Health and Science
A traveler is given a test for coronavirus disease (COVID-19) at a testing facility prior to departure as countries leave on Jan.
Loren Elliott | Reuters
The European Union could approve a Covid-19 vaccination against the new Omicron variant within three to four months, the medical authority of the block announced on Tuesday.
Pharmaceutical companies are investigating whether their Covid vaccines will remain effective against the Omicron variant that appeared in southern Africa a week ago. The European Medicines Agency announced Tuesday that the agency will be ready to approve them within a few months if the recordings need to be revised.
“We have to prepare for the fact that the current vaccines have to change and that is the work that companies will do,” said Emer Cooke, Executive Director of the European Medicines Agency, in the European Parliament in Brussels on Tuesday.

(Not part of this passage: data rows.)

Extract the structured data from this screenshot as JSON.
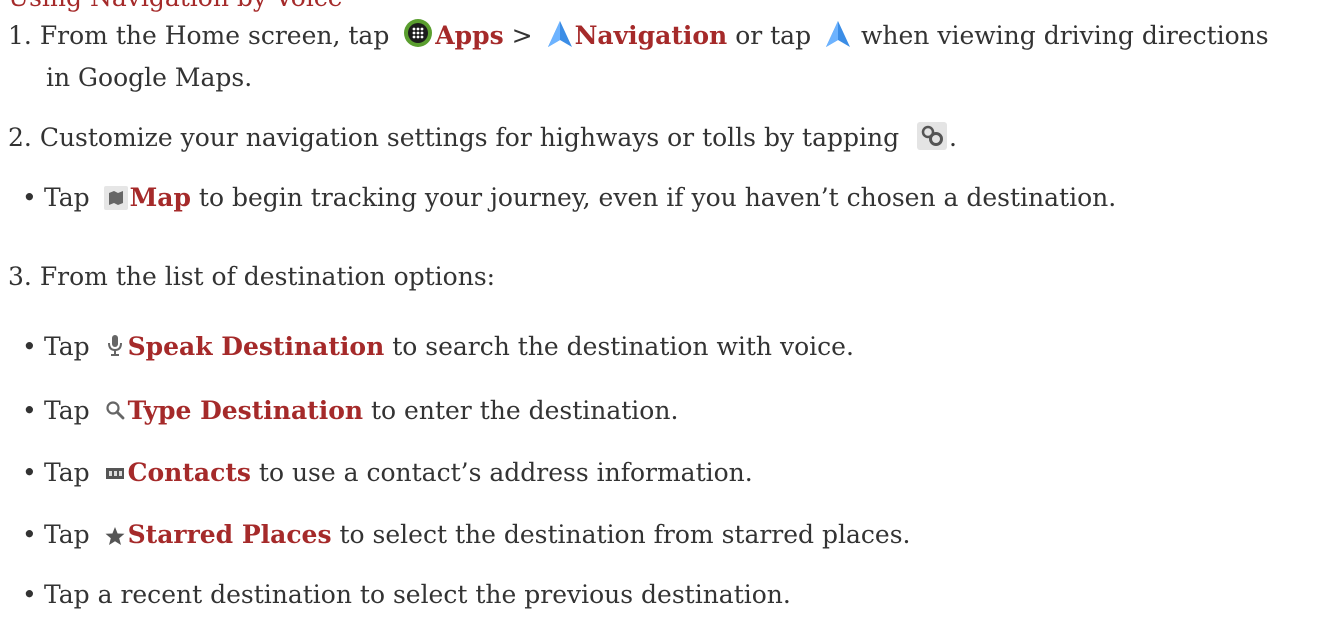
{
  "heading_partial": "Using Navigation by Voice",
  "step1": {
    "number": "1.",
    "pre": "From the Home screen, tap",
    "apps": "Apps",
    "sep": ">",
    "navigation": "Navigation",
    "mid": "or tap",
    "post": "when viewing driving directions",
    "wrap": "in Google Maps."
  },
  "step2": {
    "number": "2.",
    "text": "Customize your navigation settings for highways or tolls by tapping",
    "end": "."
  },
  "map_bullet": {
    "pre": "Tap",
    "link": "Map",
    "post": "to begin tracking your journey, even if you haven’t chosen a destination."
  },
  "step3": {
    "number": "3.",
    "text": "From the list of destination options:"
  },
  "bullets": [
    {
      "pre": "Tap",
      "link": "Speak Destination",
      "post": "to search the destination with voice.",
      "icon": "mic-icon"
    },
    {
      "pre": "Tap",
      "link": "Type Destination",
      "post": "to enter the destination.",
      "icon": "search-icon"
    },
    {
      "pre": "Tap",
      "link": "Contacts",
      "post": "to use a contact’s address information.",
      "icon": "contacts-icon"
    },
    {
      "pre": "Tap",
      "link": "Starred Places",
      "post": "to select the destination from starred places.",
      "icon": "star-icon"
    }
  ],
  "last_bullet": "Tap a recent destination to select the previous destination.",
  "bullet_char": "•",
  "colors": {
    "link": "#a52a2a",
    "text": "#333333"
  }
}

“We might be able to approve this within three to four months,” she said.
The EMA was previously criticized for taking longer than other drug regulators to approve coronavirus vaccines.

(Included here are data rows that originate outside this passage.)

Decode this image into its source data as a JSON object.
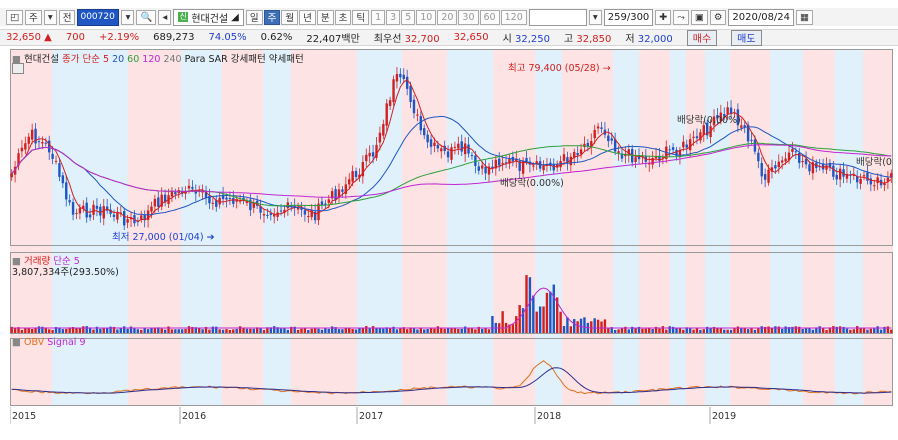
{
  "toolbar": {
    "menu_glyph": "주",
    "prev_glyph": "전",
    "code": "000720",
    "stock_name": "현대건설",
    "periods": [
      "일",
      "주",
      "월",
      "년",
      "분",
      "초",
      "틱"
    ],
    "selected_period": "주",
    "intervals": [
      "1",
      "3",
      "5",
      "10",
      "20",
      "30",
      "60",
      "120"
    ],
    "count": "259/300",
    "date": "2020/08/24"
  },
  "quote": {
    "price": "32,650",
    "change": "700",
    "change_pct": "+2.19%",
    "volume": "689,273",
    "vol_ratio": "74.05%",
    "turnover": "0.62%",
    "amount": "22,407백만",
    "best_ask_label": "최우선",
    "best_ask": "32,700",
    "best_bid": "32,650",
    "open_label": "시",
    "open": "32,250",
    "high_label": "고",
    "high": "32,850",
    "low_label": "저",
    "low": "32,000",
    "buy_label": "매수",
    "sell_label": "매도"
  },
  "price_pane": {
    "legend": [
      {
        "text": "현대건설",
        "color": "#222222"
      },
      {
        "text": "종가 단순",
        "color": "#d21f1f"
      },
      {
        "text": "5",
        "color": "#d21f1f"
      },
      {
        "text": "20",
        "color": "#1f56c4"
      },
      {
        "text": "60",
        "color": "#2c9e3a"
      },
      {
        "text": "120",
        "color": "#c026d3"
      },
      {
        "text": "240",
        "color": "#777777"
      },
      {
        "text": "Para SAR 강세패턴 약세패턴",
        "color": "#222222"
      }
    ],
    "annotations": {
      "high": "최고 79,400 (05/28)",
      "low": "최저 27,000 (01/04)",
      "div1": "배당락(0.00%)",
      "div2": "배당락(0.00%)",
      "div3": "배당락(0"
    }
  },
  "volume_pane": {
    "legend_title": "거래량",
    "legend_ma": "단순 5",
    "current": "3,807,334주(293.50%)"
  },
  "obv_pane": {
    "legend_title": "OBV",
    "legend_signal": "Signal 9"
  },
  "x_axis": {
    "labels": [
      "2015",
      "2016",
      "2017",
      "2018",
      "2019"
    ]
  },
  "chart_data": {
    "type": "candlestick",
    "x": [
      "2015",
      "2016",
      "2017",
      "2018",
      "2019"
    ],
    "price_range": [
      27000,
      79400
    ],
    "annotations": [
      {
        "label": "최고 79,400 (05/28)",
        "value": 79400
      },
      {
        "label": "최저 27,000 (01/04)",
        "value": 27000
      }
    ]
  },
  "colors": {
    "up": "#d21f1f",
    "down": "#1f56c4",
    "band_pink": "#fde3e3",
    "band_blue": "#e0f1fb"
  }
}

The European Center for Disease Prevention and Control said Tuesday that there are now 44 cases of the new variant in 10 countries in the region.
Speaking to European lawmakers, Cooke stressed that the current vaccinations would still provide protection and appealed to people to get vaccinated.
“Even if the new variant spreads more widely, the vaccines we have will continue to offer protection,” she said.
The European Union has seen mixed uptake of coronavirus vaccines, with countries like Ireland and Portugal having vaccination rates of around 90% while many others lag behind.
Amid the uncertainty that the new variant brings with it, EU officials have not held back to appeal to citizens to get vaccinated.
“Already faced with a challenging winter due to the high transferability of the Delta variant, a very high immunity gap and the relaxation of non-pharmaceutical interventions and personal behavior, we can now be exposed to further or additional stresses due to the appearance of the Omicron variant.” “Said EU Health Commissioner Stella Kyriakides in a letter to European ministers viewed by CNBC on Monday.
She added: “I am therefore writing to encourage you and your fellow Health Ministers to do everything possible to further increase the vaccination rate in all eligible groups. The more we vaccinate, the greater the benefit of the vaccination will be. “
European nations had to struggle with increasing infections in the last few weeks before the announcement of the new variant. Germany, Belgium, Austria and the Czech Republic are part of a group of nations that have tightened social restrictions to contain the spread. The latter two nations focused on restricting activity for those who were not vaccinated.
Greece was the last country to announce compulsory vaccination. As of Jan. 16, people aged 60 and over who have not been vaccinated will be charged a monthly fine of EUR 100 ($ 114), according to Reuters.